‘Of course’, says chancellor when asked if he believes Boris Johnson’s explanation
Chancellor Rishi Sunak said he believed Boris Johnson’s explanation over a drinks event in the Downing Street garden – but abruptly ended an interview when repeatedly asked about the partygate scandal.
The prime minister last week apologised to parliament for attending a “bring your own booze” gathering during the first lockdown on 20 Mei 2020, saying he “implicitly” thought it was a work event.
Asked if he believed Mr Johnson’s account to parliament, Mr Sunak told reporters: “Of course I do – the prime minister set out his understanding of this matter in parliament last week.”
It follows allegations by former adviser Dominic Cummings that he had warned Mr Johnson against a drinks party in advance, claiming that email and witness evidence would show the PM had lied.
Asked whether Johnson would have to resign if it was proven he had lied to parliament, Mr Sunak said: “I’m not going to get into hypotheticals. The ministerial code is clear on these matters.”
The chancellor added: “As you know, Sue Gray is conducting an inquiry into the situation. I think it’s right that we allow her to conclude that job.”

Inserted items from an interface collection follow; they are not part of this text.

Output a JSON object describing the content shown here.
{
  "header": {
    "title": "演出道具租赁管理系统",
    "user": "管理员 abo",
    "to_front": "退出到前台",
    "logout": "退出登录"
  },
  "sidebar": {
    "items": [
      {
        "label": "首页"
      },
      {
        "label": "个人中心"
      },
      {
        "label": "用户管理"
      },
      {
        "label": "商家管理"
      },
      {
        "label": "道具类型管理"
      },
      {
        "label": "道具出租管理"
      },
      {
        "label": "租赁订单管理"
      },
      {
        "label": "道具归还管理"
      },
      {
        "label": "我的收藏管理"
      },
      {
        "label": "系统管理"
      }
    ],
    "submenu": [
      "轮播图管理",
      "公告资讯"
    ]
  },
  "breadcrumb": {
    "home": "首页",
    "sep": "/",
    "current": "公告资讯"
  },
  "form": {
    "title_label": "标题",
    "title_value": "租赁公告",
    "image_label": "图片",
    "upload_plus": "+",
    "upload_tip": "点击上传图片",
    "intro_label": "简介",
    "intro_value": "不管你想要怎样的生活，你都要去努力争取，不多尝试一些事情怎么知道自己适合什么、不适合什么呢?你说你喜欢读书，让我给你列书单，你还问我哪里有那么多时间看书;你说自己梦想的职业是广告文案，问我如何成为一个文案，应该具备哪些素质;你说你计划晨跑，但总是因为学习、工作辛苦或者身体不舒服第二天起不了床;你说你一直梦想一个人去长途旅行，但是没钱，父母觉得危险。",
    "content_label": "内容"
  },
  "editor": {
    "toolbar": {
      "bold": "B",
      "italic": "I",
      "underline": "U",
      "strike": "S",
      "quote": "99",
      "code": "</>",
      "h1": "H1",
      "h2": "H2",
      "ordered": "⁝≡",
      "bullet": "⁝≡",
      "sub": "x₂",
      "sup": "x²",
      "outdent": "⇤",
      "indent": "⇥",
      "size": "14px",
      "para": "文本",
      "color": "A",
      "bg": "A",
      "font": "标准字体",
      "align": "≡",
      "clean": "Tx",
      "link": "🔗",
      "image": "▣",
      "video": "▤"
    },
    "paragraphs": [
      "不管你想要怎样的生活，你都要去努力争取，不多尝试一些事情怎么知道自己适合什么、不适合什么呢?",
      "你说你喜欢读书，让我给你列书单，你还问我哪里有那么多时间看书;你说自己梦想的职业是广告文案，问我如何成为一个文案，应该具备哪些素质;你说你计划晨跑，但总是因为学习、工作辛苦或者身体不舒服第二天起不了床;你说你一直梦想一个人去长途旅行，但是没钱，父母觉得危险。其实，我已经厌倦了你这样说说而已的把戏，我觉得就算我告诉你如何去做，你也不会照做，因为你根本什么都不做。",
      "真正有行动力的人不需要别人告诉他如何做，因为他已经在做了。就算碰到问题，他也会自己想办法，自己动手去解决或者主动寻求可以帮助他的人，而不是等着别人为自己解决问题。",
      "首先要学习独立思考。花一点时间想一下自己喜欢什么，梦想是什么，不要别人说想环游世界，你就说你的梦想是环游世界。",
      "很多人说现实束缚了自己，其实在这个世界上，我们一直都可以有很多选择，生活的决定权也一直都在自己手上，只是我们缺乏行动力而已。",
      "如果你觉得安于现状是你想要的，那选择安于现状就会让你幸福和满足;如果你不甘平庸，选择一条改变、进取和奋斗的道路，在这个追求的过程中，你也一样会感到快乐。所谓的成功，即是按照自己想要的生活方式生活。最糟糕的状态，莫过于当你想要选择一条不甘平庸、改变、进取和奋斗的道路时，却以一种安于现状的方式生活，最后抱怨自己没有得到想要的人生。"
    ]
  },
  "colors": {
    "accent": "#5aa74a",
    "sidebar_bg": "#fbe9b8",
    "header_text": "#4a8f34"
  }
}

Asked again if he supported the prime minister unequivocally, Mr Sunak stood up and walked out, saying “thanks very much”.
Labour accused Mr Sunak of “running scared once again”. Responding to his abruptly-ended interview, shadow chancellor Rachel Reeves said: “Instead of setting out a plan to tackle the Conservatives’ cost of living crisis, he dodges scrutiny and defends the bungling prime minister.”
On Monday Mr Cummings claimed that email and witness evidence will show that Mr Johnson “lied to parliament” when he denied knowing he was attending a party on 20 Mei 2020.
Mr Cummings claimed in his latest blog post that Mr Johnson’s principal private secretary (PPS) Martin Reynolds told him he would “check with the PM if he’s happy for it to go ahead”.
The former No 10 strategist also claimed he then personally challenged Mr Johnson himself about the ‘bring your own booze’ event, sê: “The PM waved it aside.”
Geen 10 has said it was “untrue” to claim that Mr Johnson had been warned about the event. The PM’s official spokesman said: “As he said earlier this week, he believed implicitly that this was a work event.”
Speaking to broadcasters on Tuesday, Mr Johnson “categorically” denied anyone warned him that a No 10 drinks gathering he attended in May 2020 could be in breach of lockdown rules.
Asked if he had lied in parliament, Mr Johnson: "Geen,”By te voeg: “Nobody told me the event was, as you say, against the rules … that we were going to do something that wasn’t a work event.”
Deputy prime minister Dominic Raab defended Mr Johnson on Tuesday morning, but also said that a prime minister would “normally” be expected to quit if he intentionally misled parliament.
Asked about Mr Raab’s comments, Mr Johnson’s official spokesperson said: “The ministerial code is very clear on this point, when it comes to knowingly misleading the House, and the prime minister abides by that and we fully support it.”